> _Work task_: Out of the entries that follow, copy each line containing "structured".

■ ■ ■

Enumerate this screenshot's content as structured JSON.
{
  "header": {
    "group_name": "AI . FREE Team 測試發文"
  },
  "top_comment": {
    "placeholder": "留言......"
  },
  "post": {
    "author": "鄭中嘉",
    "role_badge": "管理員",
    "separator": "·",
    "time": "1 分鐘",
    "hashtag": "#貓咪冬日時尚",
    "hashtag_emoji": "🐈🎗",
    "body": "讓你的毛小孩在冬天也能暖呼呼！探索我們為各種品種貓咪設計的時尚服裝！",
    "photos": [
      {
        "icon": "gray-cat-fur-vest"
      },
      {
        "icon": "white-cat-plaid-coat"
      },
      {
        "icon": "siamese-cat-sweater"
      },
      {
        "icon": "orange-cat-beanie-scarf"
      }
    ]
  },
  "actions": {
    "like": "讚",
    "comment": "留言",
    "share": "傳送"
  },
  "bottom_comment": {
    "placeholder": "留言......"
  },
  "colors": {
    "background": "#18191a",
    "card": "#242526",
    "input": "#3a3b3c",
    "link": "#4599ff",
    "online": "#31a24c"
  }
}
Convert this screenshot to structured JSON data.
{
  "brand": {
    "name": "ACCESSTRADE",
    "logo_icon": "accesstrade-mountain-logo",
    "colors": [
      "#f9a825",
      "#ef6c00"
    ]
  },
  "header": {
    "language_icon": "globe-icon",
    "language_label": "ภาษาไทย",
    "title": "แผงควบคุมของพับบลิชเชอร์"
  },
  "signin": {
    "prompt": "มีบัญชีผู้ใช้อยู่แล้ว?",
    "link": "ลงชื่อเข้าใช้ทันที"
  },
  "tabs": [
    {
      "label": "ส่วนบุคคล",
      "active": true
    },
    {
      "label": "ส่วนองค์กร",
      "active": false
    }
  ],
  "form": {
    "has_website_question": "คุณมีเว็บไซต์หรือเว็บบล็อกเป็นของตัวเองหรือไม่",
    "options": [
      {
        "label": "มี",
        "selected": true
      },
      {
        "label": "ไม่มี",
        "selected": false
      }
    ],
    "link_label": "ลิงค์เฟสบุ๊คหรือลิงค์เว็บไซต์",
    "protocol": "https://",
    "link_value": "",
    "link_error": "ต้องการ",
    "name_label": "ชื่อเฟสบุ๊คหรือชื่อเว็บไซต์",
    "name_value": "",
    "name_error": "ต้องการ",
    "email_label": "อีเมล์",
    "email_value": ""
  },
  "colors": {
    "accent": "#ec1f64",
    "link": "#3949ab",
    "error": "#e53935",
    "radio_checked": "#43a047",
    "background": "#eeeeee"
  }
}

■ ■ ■

> _Solution to the exercise_:
Enumerate this screenshot's content as structured JSON.
Convert this screenshot to structured JSON data.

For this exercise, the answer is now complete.